The rallies - the largest attracting about 6000 people to Perth's Cottesloe Beach - took place within hours of a 2m tiger shark being found dead on one of the baited drum lines that have been set 1km off the state's most popular beaches. Under the catch-and-kill policy, only sharks bigger than 3m are supposed to be killed.
Although great whites - one of the species targeted by Barnett - are endangered and protected under federal law, Environment Minister Greg Hunt has granted an exemption.
The Coalition Government has also endorsed the dumping on the Great Barrier Reef of waste material from dredging to enlarge the Abbott Pt coal port. The project will go ahead after the agency overseeing the World Heritage-listed reef gave its approval last week.
Both moves have horrified conservationists, as has the federal Government's confirmation that it will seek to have 170,000ha of Tasmanian forest removed from the World Heritage register, just a year after it was listed. The Liberals are expected to win next month's state election in Tasmania.
The shark cull, announced after seven fatal attacks in Western Australian waters in the past three years, has been condemned by high-profile figures including comedian Ricky Gervais, who tweeted: "Please protect your sharks. They were there first."
Entrepreneur Sir Richard Branson told Fairfax Radio that, far from emboldening tourists to visit the state, the policy was "going to do quite the reverse ... You're advertising a problem that doesn't exist and ... deterring people from wanting to come to Perth."
Protests were held in more than a dozen places around Australia on Saturday, and there were also rallies in South Africa and New Zealand. Among the thousands of people converging on Sydney's Manly Beach was Anthony Joyce, a surfer who survived a shark attack last October.
Although it took him three months to go back in the water, Joyce told Australian Associated Press that he believed a cull was ineffective and the Government should instead fund marine biology programmes and shark education in schools and surf lifesaving clubs.
At Cottesloe on Saturday, a light aircraft pulling a giant banner stating "Great whites have rights" flew back and forth over the rally. A flotilla of boats also towing banners bobbed offshore.
At Meelup Beach, in the state's southwest, the crowd was told of an eight-year project in Brazil to catch sharks, then tag them, tow them out to sea and release them. According to Professor Jessica Meuwig, director of the University of Western Australia's Centre for Marine Futures, it has led to a 97 per cent drop in attacks.
In WA, reports on Australia Day of the first shark being killed and dumped at sea under the new policy prompted a furious response on social media.

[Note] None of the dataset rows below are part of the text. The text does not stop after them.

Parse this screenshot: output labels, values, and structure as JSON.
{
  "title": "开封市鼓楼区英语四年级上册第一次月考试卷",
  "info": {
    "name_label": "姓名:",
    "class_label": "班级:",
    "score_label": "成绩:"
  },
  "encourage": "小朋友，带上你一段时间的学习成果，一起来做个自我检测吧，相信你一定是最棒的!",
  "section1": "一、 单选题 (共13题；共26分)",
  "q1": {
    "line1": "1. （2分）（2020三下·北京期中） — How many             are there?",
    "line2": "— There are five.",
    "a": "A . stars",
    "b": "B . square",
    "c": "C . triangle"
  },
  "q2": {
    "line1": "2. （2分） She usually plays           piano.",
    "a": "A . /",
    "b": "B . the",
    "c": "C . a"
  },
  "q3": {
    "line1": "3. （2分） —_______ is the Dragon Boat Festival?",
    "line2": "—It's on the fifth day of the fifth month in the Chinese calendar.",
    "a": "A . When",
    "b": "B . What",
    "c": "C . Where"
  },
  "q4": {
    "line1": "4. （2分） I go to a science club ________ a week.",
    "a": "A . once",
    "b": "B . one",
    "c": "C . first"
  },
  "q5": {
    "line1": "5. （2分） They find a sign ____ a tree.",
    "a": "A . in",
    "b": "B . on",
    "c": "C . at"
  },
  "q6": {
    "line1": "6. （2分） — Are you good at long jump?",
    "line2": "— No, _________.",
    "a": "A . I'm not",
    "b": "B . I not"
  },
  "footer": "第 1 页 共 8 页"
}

On Friday, drum lines were set off Perth's beaches; within hours, two small tiger sharks had been caught and set free. On Saturday, a third, also undersized, was found, already dead.